(Dataset rows describing interfaces)
⟨

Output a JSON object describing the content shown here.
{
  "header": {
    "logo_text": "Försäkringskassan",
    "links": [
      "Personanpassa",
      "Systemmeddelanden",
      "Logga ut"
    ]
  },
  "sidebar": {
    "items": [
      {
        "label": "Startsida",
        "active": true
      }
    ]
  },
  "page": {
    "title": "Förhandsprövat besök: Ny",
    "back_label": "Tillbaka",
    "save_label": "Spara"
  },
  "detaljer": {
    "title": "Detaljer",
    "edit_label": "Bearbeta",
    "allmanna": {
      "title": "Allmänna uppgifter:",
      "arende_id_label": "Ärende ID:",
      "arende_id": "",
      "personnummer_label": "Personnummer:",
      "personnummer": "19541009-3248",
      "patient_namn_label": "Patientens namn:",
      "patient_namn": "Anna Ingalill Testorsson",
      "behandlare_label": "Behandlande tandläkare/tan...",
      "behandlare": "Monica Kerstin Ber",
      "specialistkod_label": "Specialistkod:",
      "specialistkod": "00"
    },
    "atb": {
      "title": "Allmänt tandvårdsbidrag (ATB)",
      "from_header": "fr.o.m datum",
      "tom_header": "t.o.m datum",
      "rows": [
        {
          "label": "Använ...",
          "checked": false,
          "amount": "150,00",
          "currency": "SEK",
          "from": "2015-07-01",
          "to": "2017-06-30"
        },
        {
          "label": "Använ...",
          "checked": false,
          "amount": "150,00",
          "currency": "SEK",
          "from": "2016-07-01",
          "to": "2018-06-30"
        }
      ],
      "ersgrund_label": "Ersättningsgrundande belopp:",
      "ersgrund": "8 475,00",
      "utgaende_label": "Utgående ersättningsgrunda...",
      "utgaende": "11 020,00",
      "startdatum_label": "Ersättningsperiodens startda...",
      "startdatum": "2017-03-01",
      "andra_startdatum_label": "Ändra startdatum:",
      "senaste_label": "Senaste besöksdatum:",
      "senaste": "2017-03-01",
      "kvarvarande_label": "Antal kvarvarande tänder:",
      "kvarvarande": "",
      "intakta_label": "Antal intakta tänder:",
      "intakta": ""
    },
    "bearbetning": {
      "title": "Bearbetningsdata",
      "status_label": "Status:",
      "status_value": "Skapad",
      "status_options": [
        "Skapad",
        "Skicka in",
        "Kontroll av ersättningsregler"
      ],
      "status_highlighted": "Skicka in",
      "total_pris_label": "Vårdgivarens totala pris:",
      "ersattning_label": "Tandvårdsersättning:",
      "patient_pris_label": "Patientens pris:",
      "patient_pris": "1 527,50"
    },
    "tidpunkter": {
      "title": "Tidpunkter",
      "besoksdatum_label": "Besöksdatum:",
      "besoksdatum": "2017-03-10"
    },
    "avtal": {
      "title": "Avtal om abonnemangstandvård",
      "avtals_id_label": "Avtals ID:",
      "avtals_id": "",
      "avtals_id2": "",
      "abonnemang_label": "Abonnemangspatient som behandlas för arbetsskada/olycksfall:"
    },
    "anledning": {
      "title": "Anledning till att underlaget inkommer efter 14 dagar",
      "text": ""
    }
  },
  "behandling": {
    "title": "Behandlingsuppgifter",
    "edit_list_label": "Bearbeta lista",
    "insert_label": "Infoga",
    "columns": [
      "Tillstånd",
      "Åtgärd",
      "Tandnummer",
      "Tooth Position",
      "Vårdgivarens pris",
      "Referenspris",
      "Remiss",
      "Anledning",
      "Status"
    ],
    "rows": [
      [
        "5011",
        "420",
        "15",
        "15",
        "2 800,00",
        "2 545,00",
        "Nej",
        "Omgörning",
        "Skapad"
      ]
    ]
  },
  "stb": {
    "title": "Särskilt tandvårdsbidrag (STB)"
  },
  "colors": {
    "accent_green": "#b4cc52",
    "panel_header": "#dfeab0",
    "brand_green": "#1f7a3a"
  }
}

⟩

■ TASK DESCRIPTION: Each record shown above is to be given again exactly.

■ RESULT:
Output a JSON object describing the content shown here.
{
  "header": {
    "logo_text": "Försäkringskassan",
    "links": [
      "Personanpassa",
      "Systemmeddelanden",
      "Logga ut"
    ]
  },
  "sidebar": {
    "items": [
      {
        "label": "Startsida",
        "active": true
      }
    ]
  },
  "page": {
    "title": "Förhandsprövat besök: Ny",
    "back_label": "Tillbaka",
    "save_label": "Spara"
  },
  "detaljer": {
    "title": "Detaljer",
    "edit_label": "Bearbeta",
    "allmanna": {
      "title": "Allmänna uppgifter:",
      "arende_id_label": "Ärende ID:",
      "arende_id": "",
      "personnummer_label": "Personnummer:",
      "personnummer": "19541009-3248",
      "patient_namn_label": "Patientens namn:",
      "patient_namn": "Anna Ingalill Testorsson",
      "behandlare_label": "Behandlande tandläkare/tan...",
      "behandlare": "Monica Kerstin Ber",
      "specialistkod_label": "Specialistkod:",
      "specialistkod": "00"
    },
    "atb": {
      "title": "Allmänt tandvårdsbidrag (ATB)",
      "from_header": "fr.o.m datum",
      "tom_header": "t.o.m datum",
      "rows": [
        {
          "label": "Använ...",
          "checked": false,
          "amount": "150,00",
          "currency": "SEK",
          "from": "2015-07-01",
          "to": "2017-06-30"
        },
        {
          "label": "Använ...",
          "checked": false,
          "amount": "150,00",
          "currency": "SEK",
          "from": "2016-07-01",
          "to": "2018-06-30"
        }
      ],
      "ersgrund_label": "Ersättningsgrundande belopp:",
      "ersgrund": "8 475,00",
      "utgaende_label": "Utgående ersättningsgrunda...",
      "utgaende": "11 020,00",
      "startdatum_label": "Ersättningsperiodens startda...",
      "startdatum": "2017-03-01",
      "andra_startdatum_label": "Ändra startdatum:",
      "senaste_label": "Senaste besöksdatum:",
      "senaste": "2017-03-01",
      "kvarvarande_label": "Antal kvarvarande tänder:",
      "kvarvarande": "",
      "intakta_label": "Antal intakta tänder:",
      "intakta": ""
    },
    "bearbetning": {
      "title": "Bearbetningsdata",
      "status_label": "Status:",
      "status_value": "Skapad",
      "status_options": [
        "Skapad",
        "Skicka in",
        "Kontroll av ersättningsregler"
      ],
      "status_highlighted": "Skicka in",
      "total_pris_label": "Vårdgivarens totala pris:",
      "ersattning_label": "Tandvårdsersättning:",
      "patient_pris_label": "Patientens pris:",
      "patient_pris": "1 527,50"
    },
    "tidpunkter": {
      "title": "Tidpunkter",
      "besoksdatum_label": "Besöksdatum:",
      "besoksdatum": "2017-03-10"
    },
    "avtal": {
      "title": "Avtal om abonnemangstandvård",
      "avtals_id_label": "Avtals ID:",
      "avtals_id": "",
      "avtals_id2": "",
      "abonnemang_label": "Abonnemangspatient som behandlas för arbetsskada/olycksfall:"
    },
    "anledning": {
      "title": "Anledning till att underlaget inkommer efter 14 dagar",
      "text": ""
    }
  },
  "behandling": {
    "title": "Behandlingsuppgifter",
    "edit_list_label": "Bearbeta lista",
    "insert_label": "Infoga",
    "columns": [
      "Tillstånd",
      "Åtgärd",
      "Tandnummer",
      "Tooth Position",
      "Vårdgivarens pris",
      "Referenspris",
      "Remiss",
      "Anledning",
      "Status"
    ],
    "rows": [
      [
        "5011",
        "420",
        "15",
        "15",
        "2 800,00",
        "2 545,00",
        "Nej",
        "Omgörning",
        "Skapad"
      ]
    ]
  },
  "stb": {
    "title": "Särskilt tandvårdsbidrag (STB)"
  },
  "colors": {
    "accent_green": "#b4cc52",
    "panel_header": "#dfeab0",
    "brand_green": "#1f7a3a"
  }
}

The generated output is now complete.